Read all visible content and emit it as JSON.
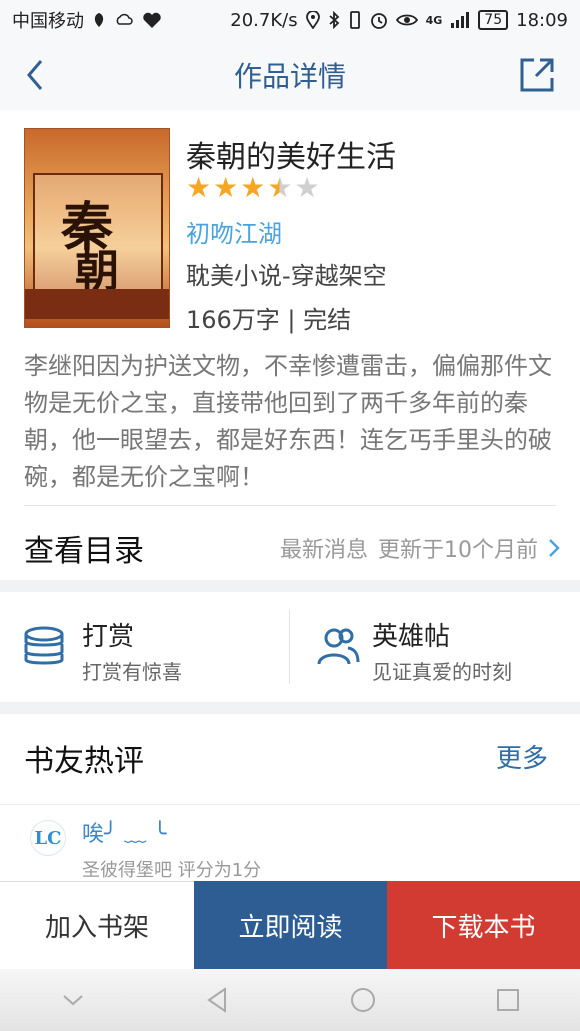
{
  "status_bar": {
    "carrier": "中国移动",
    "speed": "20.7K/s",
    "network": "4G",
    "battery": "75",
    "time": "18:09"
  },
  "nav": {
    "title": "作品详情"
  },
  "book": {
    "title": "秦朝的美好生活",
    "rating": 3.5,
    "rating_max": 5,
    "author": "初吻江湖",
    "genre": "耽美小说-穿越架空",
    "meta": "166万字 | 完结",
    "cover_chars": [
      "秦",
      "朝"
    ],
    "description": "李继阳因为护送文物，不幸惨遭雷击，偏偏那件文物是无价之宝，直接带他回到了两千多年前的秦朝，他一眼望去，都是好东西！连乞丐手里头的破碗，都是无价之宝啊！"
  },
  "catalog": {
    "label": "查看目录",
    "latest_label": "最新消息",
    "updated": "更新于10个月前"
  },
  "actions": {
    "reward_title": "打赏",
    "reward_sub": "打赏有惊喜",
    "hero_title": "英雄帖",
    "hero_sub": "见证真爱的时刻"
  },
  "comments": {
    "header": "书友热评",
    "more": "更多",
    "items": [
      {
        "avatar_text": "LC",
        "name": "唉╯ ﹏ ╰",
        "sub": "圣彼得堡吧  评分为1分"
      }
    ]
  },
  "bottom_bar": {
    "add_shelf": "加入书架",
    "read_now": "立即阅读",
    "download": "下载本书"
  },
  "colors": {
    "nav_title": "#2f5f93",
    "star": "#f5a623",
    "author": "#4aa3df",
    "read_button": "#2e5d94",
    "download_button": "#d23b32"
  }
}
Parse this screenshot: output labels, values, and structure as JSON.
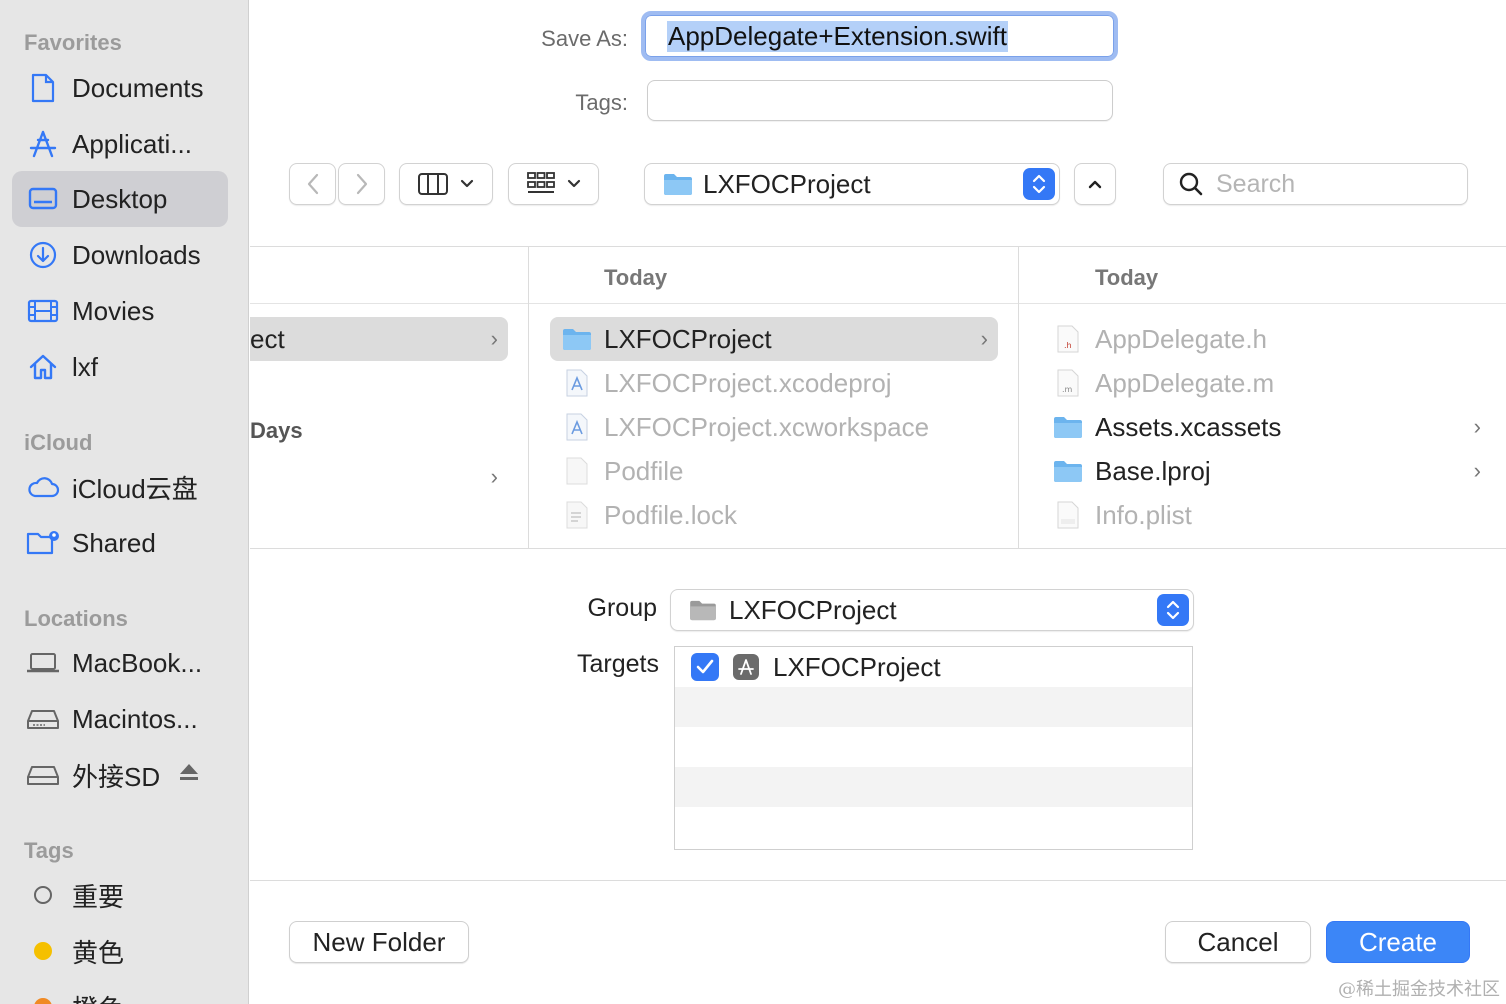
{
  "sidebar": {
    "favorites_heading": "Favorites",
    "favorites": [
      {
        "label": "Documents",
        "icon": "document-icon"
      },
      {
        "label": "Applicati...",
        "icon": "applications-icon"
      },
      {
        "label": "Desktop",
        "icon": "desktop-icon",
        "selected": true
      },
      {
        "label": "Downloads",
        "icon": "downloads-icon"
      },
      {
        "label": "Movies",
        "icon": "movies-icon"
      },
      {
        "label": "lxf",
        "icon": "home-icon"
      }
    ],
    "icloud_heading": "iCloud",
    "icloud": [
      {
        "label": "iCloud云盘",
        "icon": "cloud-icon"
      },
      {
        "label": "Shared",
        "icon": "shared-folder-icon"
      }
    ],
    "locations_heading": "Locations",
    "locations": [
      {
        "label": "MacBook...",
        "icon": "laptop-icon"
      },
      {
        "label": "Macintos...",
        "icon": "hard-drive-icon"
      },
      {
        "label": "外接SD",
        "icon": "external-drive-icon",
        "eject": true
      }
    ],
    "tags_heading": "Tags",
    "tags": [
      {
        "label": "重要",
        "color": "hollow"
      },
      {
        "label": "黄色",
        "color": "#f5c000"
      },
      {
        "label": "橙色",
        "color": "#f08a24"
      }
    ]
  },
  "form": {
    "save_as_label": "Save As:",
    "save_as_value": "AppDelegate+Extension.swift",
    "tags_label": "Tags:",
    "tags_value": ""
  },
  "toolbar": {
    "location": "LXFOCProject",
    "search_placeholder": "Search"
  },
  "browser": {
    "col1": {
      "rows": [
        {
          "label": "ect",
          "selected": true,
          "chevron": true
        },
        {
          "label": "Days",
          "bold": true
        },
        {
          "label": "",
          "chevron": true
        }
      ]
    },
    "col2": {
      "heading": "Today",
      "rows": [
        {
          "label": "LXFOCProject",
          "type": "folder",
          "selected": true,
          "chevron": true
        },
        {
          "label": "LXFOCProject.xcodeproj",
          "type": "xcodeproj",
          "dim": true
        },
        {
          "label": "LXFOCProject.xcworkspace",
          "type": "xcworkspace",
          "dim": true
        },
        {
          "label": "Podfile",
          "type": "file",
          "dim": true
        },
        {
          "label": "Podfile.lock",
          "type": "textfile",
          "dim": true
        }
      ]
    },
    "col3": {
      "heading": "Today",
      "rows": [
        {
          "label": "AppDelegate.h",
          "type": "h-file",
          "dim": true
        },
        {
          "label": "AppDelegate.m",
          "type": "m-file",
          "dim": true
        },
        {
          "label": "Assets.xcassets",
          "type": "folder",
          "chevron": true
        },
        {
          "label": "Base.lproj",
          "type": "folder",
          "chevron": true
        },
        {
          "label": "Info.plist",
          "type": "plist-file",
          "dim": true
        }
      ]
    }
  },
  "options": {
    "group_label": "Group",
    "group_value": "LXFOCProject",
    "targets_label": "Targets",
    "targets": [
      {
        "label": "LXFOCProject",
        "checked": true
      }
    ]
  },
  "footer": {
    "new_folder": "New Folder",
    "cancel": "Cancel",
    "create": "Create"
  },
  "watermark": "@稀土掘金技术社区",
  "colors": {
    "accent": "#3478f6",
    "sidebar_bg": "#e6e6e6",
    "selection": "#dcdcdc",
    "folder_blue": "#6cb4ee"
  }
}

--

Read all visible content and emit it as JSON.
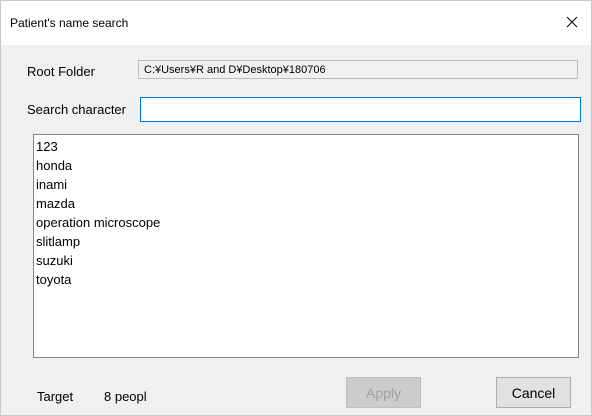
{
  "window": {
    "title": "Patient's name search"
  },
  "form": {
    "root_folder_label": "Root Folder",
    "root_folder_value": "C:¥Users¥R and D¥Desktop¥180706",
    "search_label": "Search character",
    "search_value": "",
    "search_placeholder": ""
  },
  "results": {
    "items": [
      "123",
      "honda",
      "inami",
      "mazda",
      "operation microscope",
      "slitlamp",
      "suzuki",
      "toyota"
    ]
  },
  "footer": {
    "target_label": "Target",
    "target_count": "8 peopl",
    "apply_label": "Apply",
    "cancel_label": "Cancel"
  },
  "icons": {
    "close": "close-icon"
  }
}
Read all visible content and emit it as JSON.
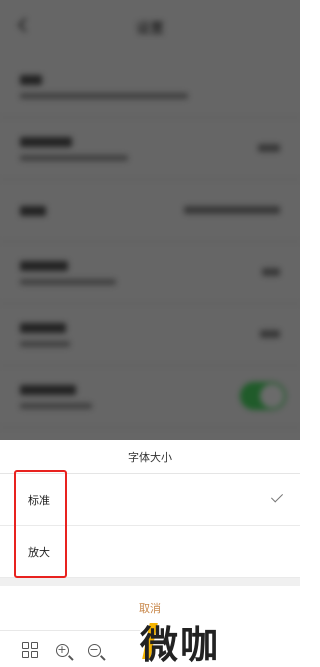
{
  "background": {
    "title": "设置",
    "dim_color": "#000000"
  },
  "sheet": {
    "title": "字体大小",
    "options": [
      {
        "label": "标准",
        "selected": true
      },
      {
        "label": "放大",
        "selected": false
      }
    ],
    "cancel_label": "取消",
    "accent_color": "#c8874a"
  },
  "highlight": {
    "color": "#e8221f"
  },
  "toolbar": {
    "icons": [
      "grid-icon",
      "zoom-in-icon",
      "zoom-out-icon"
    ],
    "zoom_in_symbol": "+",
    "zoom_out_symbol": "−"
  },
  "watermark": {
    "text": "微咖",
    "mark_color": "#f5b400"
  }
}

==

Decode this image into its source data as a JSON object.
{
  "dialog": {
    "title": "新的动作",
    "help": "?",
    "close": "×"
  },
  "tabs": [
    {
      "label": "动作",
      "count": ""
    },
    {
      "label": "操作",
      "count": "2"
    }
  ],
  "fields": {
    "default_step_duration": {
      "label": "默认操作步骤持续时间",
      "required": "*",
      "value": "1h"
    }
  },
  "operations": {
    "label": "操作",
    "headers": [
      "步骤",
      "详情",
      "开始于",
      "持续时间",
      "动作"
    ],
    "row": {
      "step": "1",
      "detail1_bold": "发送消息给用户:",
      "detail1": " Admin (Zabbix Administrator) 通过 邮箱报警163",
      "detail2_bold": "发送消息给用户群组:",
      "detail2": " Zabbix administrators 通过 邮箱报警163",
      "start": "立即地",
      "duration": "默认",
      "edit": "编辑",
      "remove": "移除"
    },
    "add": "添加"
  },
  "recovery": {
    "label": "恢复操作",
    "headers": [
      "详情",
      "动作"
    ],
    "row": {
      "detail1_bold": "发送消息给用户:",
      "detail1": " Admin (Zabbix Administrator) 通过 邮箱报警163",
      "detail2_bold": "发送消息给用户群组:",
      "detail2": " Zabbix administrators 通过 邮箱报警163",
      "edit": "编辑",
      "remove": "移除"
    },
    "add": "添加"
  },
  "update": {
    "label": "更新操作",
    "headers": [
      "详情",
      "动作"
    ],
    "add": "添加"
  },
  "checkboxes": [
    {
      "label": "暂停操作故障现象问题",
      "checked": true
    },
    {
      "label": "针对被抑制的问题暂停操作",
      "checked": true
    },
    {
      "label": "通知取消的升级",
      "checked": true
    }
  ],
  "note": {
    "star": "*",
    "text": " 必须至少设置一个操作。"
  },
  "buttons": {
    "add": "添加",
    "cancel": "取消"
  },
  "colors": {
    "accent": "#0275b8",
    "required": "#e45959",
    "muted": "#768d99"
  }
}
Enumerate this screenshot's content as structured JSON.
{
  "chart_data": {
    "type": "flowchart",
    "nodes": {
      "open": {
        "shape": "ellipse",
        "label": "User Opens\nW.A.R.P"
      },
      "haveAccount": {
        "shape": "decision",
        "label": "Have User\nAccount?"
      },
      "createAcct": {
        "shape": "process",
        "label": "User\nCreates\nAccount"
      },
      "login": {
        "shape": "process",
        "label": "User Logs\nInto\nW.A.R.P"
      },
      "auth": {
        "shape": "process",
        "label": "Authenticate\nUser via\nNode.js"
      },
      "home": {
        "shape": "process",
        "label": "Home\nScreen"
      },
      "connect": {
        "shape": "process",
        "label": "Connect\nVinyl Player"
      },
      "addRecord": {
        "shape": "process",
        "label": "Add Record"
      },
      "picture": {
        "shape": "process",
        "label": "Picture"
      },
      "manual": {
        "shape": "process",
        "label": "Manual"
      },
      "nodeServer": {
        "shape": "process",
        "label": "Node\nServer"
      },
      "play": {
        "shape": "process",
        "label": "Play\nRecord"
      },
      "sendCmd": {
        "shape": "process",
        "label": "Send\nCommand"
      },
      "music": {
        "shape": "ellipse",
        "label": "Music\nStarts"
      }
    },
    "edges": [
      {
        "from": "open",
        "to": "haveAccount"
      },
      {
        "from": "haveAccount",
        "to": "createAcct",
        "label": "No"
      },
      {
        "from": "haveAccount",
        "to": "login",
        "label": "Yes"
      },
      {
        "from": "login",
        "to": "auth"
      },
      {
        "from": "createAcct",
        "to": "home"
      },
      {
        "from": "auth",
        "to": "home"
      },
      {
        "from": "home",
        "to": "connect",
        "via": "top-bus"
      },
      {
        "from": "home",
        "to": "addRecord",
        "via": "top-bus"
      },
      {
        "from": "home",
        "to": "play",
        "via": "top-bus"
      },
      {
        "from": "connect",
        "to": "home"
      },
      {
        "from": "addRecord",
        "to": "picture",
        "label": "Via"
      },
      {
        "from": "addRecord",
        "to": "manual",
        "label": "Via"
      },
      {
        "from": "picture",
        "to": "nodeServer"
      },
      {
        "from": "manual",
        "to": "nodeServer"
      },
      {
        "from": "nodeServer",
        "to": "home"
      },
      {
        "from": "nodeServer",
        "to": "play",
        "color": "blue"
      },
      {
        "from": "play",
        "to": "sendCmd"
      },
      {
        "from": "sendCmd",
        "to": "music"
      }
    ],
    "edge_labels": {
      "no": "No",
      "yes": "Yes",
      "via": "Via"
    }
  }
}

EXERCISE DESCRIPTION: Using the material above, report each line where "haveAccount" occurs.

RESPONSE:
      "haveAccount": {
        "to": "haveAccount"
        "from": "haveAccount",
        "from": "haveAccount",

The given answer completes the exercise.